Exercise. All of the entries, apart from their pictures, are to be copied verbatim.
────────
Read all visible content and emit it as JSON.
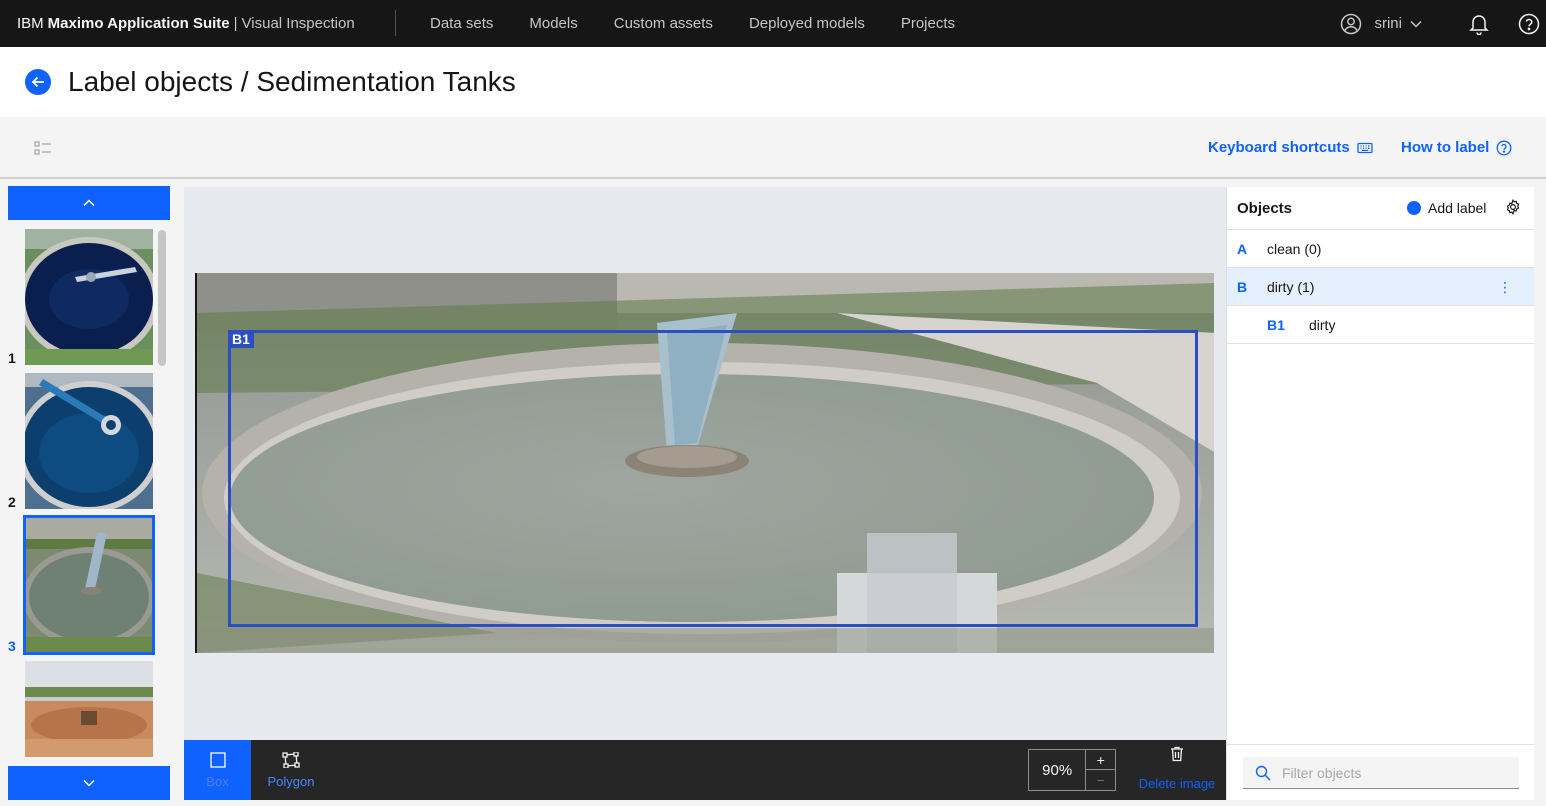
{
  "topnav": {
    "brand_prefix": "IBM",
    "brand_name": "Maximo Application Suite",
    "brand_separator": "|",
    "product": "Visual Inspection",
    "items": [
      {
        "label": "Data sets"
      },
      {
        "label": "Models"
      },
      {
        "label": "Custom assets"
      },
      {
        "label": "Deployed models"
      },
      {
        "label": "Projects"
      }
    ],
    "user": "srini"
  },
  "title": {
    "text": "Label objects / Sedimentation Tanks"
  },
  "toolbar": {
    "keyboard_shortcuts": "Keyboard shortcuts",
    "how_to_label": "How to label"
  },
  "thumbnails": [
    {
      "number": "1"
    },
    {
      "number": "2"
    },
    {
      "number": "3",
      "selected": true
    },
    {
      "number": ""
    }
  ],
  "canvas": {
    "box_tag": "B1"
  },
  "bottom_bar": {
    "box_label": "Box",
    "polygon_label": "Polygon",
    "zoom_value": "90%",
    "zoom_in": "+",
    "zoom_out": "−",
    "delete_image": "Delete image"
  },
  "objects": {
    "title": "Objects",
    "add_label": "Add label",
    "rows": [
      {
        "key": "A",
        "name": "clean (0)"
      },
      {
        "key": "B",
        "name": "dirty (1)",
        "selected": true
      },
      {
        "key": "B1",
        "name": "dirty"
      }
    ],
    "filter_placeholder": "Filter objects"
  },
  "colors": {
    "accent": "#0f62fe",
    "nav_bg": "#161616",
    "box_outline": "#2b4fc2",
    "selected_row": "#e5f0ff"
  }
}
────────
Expected answer.
Read all visible content and emit it as JSON.
{
  "topnav": {
    "brand_prefix": "IBM",
    "brand_name": "Maximo Application Suite",
    "brand_separator": "|",
    "product": "Visual Inspection",
    "items": [
      {
        "label": "Data sets"
      },
      {
        "label": "Models"
      },
      {
        "label": "Custom assets"
      },
      {
        "label": "Deployed models"
      },
      {
        "label": "Projects"
      }
    ],
    "user": "srini"
  },
  "title": {
    "text": "Label objects / Sedimentation Tanks"
  },
  "toolbar": {
    "keyboard_shortcuts": "Keyboard shortcuts",
    "how_to_label": "How to label"
  },
  "thumbnails": [
    {
      "number": "1"
    },
    {
      "number": "2"
    },
    {
      "number": "3",
      "selected": true
    },
    {
      "number": ""
    }
  ],
  "canvas": {
    "box_tag": "B1"
  },
  "bottom_bar": {
    "box_label": "Box",
    "polygon_label": "Polygon",
    "zoom_value": "90%",
    "zoom_in": "+",
    "zoom_out": "−",
    "delete_image": "Delete image"
  },
  "objects": {
    "title": "Objects",
    "add_label": "Add label",
    "rows": [
      {
        "key": "A",
        "name": "clean (0)"
      },
      {
        "key": "B",
        "name": "dirty (1)",
        "selected": true
      },
      {
        "key": "B1",
        "name": "dirty"
      }
    ],
    "filter_placeholder": "Filter objects"
  },
  "colors": {
    "accent": "#0f62fe",
    "nav_bg": "#161616",
    "box_outline": "#2b4fc2",
    "selected_row": "#e5f0ff"
  }
}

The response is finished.